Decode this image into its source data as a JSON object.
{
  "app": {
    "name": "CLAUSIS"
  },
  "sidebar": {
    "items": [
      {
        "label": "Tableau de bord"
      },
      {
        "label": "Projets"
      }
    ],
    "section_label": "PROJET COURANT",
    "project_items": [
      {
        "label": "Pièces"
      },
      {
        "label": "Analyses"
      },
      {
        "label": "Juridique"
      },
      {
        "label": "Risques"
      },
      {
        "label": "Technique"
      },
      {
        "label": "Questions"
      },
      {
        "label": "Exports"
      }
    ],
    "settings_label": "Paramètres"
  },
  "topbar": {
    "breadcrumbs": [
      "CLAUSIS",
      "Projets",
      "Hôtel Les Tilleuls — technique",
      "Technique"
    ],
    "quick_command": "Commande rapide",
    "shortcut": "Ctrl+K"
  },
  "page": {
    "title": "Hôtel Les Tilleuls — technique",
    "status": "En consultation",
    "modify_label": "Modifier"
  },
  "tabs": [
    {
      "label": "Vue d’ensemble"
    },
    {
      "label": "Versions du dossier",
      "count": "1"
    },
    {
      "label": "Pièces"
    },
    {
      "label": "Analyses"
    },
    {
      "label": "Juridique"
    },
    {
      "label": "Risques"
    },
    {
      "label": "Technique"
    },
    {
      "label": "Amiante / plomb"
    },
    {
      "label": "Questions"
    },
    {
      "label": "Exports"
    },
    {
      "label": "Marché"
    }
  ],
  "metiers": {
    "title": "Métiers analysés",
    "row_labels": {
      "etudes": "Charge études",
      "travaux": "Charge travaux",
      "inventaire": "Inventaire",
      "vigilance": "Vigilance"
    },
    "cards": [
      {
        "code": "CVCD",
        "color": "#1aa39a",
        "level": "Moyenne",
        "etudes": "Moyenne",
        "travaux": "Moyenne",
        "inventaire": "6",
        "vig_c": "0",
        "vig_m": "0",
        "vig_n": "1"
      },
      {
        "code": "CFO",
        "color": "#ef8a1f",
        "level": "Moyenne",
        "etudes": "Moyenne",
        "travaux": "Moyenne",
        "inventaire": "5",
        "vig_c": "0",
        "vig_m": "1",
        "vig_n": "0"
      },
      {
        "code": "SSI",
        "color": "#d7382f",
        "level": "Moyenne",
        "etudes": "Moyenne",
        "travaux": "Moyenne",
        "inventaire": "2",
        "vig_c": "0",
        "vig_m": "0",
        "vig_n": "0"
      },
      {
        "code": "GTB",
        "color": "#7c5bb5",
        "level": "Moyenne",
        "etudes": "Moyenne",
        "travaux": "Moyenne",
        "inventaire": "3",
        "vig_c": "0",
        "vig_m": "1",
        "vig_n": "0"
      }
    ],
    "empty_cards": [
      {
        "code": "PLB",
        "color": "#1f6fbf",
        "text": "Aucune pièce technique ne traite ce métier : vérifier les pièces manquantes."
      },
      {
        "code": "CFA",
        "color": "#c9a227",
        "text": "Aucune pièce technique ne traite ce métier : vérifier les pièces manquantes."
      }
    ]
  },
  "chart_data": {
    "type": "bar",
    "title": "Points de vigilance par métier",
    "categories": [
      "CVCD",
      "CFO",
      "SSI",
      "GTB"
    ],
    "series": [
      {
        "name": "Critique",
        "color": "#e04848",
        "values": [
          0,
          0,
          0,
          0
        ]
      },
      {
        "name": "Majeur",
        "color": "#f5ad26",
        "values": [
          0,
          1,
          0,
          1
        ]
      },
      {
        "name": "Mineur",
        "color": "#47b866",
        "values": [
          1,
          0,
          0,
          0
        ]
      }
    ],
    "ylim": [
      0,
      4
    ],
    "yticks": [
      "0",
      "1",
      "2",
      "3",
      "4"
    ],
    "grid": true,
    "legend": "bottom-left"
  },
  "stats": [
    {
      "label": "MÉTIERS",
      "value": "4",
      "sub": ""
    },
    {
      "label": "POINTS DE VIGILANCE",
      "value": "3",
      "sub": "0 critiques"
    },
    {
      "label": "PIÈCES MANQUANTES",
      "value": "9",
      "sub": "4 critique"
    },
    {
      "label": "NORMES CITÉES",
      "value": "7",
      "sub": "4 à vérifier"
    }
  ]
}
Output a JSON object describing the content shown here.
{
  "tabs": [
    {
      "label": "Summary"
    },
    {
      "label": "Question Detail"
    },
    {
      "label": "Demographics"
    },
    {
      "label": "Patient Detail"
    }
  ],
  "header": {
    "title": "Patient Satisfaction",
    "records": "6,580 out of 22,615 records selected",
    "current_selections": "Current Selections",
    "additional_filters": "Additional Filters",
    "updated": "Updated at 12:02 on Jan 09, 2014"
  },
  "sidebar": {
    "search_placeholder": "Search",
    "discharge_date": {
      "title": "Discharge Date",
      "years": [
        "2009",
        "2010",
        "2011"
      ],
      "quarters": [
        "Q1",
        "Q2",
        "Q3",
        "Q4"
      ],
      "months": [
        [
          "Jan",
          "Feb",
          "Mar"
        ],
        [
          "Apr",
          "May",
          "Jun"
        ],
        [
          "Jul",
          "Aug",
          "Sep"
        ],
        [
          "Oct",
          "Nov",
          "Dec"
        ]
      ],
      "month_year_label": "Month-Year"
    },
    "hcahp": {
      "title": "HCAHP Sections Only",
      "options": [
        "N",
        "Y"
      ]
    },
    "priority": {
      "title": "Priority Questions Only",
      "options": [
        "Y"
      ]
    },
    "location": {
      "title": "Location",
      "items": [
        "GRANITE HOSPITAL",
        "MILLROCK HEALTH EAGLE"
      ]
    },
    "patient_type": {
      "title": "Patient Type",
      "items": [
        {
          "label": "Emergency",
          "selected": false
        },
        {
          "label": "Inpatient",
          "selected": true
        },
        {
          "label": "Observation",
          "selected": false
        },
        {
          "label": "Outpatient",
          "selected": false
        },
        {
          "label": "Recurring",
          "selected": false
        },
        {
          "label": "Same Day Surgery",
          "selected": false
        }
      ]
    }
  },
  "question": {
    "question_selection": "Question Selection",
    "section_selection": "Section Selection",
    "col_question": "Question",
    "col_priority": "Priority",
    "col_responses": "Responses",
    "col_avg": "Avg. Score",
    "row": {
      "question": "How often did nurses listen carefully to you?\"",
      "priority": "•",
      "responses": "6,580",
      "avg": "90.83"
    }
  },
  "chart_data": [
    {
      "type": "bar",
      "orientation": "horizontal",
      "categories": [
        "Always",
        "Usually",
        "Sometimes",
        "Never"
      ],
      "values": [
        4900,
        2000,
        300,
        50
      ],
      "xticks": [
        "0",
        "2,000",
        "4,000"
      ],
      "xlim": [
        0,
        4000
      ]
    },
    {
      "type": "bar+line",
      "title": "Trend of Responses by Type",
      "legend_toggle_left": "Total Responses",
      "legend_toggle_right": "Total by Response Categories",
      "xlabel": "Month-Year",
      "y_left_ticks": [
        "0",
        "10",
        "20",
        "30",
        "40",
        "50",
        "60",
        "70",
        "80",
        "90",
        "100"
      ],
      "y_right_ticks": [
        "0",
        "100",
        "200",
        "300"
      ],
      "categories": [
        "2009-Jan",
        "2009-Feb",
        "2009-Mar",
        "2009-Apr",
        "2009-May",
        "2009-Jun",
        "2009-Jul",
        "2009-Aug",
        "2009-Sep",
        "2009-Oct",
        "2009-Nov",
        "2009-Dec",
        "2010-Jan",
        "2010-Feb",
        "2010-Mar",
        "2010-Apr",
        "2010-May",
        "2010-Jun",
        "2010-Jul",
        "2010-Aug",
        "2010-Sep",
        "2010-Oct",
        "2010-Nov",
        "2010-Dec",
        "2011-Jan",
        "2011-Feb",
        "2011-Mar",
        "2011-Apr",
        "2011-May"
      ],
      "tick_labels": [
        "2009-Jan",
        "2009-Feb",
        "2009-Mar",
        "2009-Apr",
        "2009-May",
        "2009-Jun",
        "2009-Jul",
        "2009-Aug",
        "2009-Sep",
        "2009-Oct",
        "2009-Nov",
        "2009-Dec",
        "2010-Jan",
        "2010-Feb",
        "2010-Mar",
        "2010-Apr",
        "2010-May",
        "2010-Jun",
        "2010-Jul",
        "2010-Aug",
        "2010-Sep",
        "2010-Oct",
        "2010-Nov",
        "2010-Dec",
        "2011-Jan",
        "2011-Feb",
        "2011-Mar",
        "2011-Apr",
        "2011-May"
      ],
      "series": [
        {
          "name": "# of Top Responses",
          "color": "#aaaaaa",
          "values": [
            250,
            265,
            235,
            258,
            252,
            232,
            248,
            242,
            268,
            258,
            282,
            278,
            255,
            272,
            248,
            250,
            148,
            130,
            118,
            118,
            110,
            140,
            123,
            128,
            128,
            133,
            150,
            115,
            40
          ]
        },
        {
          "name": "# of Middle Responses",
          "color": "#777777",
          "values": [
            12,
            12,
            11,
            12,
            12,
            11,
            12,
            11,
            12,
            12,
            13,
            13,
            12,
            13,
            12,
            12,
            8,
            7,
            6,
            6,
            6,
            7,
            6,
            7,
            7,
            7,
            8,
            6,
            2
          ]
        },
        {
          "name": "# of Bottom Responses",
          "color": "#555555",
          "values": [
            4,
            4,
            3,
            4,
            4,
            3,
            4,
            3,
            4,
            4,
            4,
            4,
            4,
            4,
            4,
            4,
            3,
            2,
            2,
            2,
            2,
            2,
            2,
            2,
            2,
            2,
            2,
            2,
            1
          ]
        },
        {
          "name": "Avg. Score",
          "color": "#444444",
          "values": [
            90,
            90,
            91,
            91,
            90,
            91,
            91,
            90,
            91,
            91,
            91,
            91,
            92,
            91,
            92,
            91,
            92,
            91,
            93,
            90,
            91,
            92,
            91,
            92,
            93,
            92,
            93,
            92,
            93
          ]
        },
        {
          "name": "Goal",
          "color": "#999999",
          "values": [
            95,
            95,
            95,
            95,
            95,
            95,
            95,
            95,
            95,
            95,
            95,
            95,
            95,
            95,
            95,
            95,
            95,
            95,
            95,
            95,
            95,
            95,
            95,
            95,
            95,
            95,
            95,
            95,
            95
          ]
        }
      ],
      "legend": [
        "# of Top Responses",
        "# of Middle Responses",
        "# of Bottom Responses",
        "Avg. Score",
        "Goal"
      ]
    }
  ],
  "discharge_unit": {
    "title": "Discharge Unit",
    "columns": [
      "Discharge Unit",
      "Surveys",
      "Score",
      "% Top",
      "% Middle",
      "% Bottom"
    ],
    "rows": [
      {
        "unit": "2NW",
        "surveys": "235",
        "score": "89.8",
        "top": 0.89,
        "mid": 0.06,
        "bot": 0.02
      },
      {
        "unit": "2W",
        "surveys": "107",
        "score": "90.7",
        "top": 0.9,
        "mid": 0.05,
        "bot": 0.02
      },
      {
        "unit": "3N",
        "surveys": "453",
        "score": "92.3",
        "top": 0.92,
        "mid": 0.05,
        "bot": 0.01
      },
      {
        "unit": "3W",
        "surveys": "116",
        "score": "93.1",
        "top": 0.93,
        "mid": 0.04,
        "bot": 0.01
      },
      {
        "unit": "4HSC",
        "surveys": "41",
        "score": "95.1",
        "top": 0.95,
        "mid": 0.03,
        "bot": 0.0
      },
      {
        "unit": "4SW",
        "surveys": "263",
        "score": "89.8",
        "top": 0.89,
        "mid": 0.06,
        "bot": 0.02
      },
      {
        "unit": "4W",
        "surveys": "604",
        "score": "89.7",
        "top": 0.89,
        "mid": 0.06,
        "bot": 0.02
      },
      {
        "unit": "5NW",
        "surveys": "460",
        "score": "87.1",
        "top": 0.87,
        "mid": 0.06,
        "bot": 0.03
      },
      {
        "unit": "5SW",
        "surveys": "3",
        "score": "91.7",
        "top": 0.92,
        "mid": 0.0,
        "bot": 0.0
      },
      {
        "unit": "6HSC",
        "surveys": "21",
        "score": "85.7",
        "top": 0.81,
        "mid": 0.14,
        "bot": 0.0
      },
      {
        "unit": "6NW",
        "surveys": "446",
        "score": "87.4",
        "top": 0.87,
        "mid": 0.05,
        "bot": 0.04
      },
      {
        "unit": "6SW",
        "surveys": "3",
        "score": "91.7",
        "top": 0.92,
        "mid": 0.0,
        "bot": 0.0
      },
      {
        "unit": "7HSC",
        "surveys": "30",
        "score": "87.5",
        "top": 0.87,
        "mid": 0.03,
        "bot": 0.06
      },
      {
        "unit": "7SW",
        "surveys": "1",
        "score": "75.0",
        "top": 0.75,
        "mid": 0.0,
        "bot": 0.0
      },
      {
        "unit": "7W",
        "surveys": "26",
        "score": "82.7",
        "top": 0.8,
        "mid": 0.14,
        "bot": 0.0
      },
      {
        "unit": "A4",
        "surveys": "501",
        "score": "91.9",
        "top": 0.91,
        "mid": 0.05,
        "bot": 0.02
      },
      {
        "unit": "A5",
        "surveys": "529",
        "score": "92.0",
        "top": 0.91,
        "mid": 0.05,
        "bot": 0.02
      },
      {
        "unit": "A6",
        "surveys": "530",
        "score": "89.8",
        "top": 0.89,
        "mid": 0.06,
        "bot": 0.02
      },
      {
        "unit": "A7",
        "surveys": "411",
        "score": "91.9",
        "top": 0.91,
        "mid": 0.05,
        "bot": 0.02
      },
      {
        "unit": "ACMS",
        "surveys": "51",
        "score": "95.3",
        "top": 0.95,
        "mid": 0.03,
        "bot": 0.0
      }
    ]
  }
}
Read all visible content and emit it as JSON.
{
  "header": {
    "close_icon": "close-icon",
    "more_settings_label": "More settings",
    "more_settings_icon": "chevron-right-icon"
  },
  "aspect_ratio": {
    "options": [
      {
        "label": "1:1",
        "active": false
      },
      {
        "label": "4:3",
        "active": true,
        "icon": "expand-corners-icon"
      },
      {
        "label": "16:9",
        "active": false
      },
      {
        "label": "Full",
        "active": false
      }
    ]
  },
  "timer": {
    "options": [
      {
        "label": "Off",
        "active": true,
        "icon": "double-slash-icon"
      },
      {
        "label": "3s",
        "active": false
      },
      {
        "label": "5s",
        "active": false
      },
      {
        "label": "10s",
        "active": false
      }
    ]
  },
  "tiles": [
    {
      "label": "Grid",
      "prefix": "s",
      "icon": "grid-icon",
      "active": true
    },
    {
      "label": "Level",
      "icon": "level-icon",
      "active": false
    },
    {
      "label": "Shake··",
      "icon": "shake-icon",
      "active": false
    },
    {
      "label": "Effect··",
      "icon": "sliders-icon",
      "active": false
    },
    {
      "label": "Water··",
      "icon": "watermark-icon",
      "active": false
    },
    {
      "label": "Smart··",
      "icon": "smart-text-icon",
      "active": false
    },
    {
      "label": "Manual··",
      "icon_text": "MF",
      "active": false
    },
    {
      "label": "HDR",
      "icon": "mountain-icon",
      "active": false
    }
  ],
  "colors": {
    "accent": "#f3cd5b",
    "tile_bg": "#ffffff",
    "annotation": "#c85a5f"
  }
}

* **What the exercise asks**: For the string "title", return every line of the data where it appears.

* **Written response**:
    "title": "Hôtel Les Tilleuls — technique",
    "title": "Métiers analysés",
    "title": "Points de vigilance par métier",
    "title": "Patient Satisfaction",
      "title": "Discharge Date",
      "title": "HCAHP Sections Only",
      "title": "Priority Questions Only",
      "title": "Location",
      "title": "Patient Type",
      "title": "Trend of Responses by Type",
    "title": "Discharge Unit",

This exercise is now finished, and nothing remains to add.